Natural tensions in interaction and visual design

You can have too much of a good thing. Here are some good qualities that are a problem if they’re taken too far.

Informative, but not overwhelming

High information density means that people can see more information at in the same view. This helps with information comparison, for example. But if an interface is too dense, it can be overwhelming.

Visually exciting, but not incoherent

More colours, more visual effects, more shapes, more everything. These things make an interface exciting. But if there are too many, they also make an interface incoherent. The visual relationships between elements are hard to maintain and break down. It’s now a mess.

Flexible, but not boring

You can design an interface so that it will support whatever content is thrown at it. But flexibility often needs simple style choices which can lead to boring visual design.

Familiar, but not boring

If you use interaction and visual design patterns that are familiar to people, the interface is more usable. But if you don’t do anything novel, it’s also boring.

Novel, but not unfamiliar

People are excited by novelty, but are wary of the unfamiliar. If something is too advanced you might find that people don’t want to engage with it.

Clean, but not undiscoverable

A clean interface is easier to explore, understand, and use. You can hide or remove elements to make a cleaner interface. But if you sweep too many elements under the rug, people can’t find what they want. Or they don’t know something exists in the first place. Or they can find something but it takes too long. This hurts usability.

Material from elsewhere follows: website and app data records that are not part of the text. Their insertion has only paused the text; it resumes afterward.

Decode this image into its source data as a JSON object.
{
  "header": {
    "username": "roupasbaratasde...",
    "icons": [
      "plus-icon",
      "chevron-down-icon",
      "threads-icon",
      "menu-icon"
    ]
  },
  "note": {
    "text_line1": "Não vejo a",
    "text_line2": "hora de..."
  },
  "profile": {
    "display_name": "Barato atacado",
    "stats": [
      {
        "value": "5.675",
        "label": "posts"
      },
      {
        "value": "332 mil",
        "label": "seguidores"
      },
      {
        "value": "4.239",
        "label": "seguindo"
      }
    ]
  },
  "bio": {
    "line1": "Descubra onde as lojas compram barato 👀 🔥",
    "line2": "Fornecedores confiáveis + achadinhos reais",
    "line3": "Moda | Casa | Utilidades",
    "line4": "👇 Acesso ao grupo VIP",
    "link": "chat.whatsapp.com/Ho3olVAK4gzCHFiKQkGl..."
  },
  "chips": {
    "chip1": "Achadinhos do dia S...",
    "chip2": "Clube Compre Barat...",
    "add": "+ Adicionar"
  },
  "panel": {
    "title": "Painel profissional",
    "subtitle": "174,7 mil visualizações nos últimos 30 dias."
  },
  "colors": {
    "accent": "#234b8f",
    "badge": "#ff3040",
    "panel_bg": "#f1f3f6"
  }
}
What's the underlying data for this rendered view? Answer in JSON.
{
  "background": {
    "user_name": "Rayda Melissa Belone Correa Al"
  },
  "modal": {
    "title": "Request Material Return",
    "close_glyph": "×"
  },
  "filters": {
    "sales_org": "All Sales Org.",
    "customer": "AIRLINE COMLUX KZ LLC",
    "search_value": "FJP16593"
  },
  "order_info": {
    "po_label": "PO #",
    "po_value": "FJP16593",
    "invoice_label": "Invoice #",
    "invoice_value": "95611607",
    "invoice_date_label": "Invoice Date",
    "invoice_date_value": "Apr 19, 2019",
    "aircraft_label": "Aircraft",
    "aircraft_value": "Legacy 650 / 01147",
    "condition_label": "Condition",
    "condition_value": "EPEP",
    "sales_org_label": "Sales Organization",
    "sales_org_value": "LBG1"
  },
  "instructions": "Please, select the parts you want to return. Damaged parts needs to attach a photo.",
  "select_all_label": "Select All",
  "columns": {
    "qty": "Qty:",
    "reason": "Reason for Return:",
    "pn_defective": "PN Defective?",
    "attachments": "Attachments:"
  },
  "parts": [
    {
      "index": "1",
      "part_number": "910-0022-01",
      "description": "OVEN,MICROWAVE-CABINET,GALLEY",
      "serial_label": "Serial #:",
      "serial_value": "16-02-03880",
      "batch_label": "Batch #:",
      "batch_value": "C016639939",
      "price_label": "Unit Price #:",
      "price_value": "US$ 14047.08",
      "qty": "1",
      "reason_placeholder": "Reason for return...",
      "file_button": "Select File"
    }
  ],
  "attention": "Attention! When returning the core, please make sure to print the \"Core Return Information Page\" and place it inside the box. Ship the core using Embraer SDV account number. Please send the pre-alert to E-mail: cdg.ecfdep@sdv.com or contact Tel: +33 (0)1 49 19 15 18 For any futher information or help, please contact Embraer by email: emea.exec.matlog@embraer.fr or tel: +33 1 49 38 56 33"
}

Powerful, but not unusable

The more features you add to an interface, the more you can do with it. But if you add too many features, they compete with one another. The interface can be confusing, and bloated.

Expressive, but not dated

Expressive visual design choices make an interface more attractive. They help communicate concepts to people. But expressive choices are often of their time. The more expressive choices you make, the more your interface will be associated with visual trends. Over time, these trends look old-fashioned.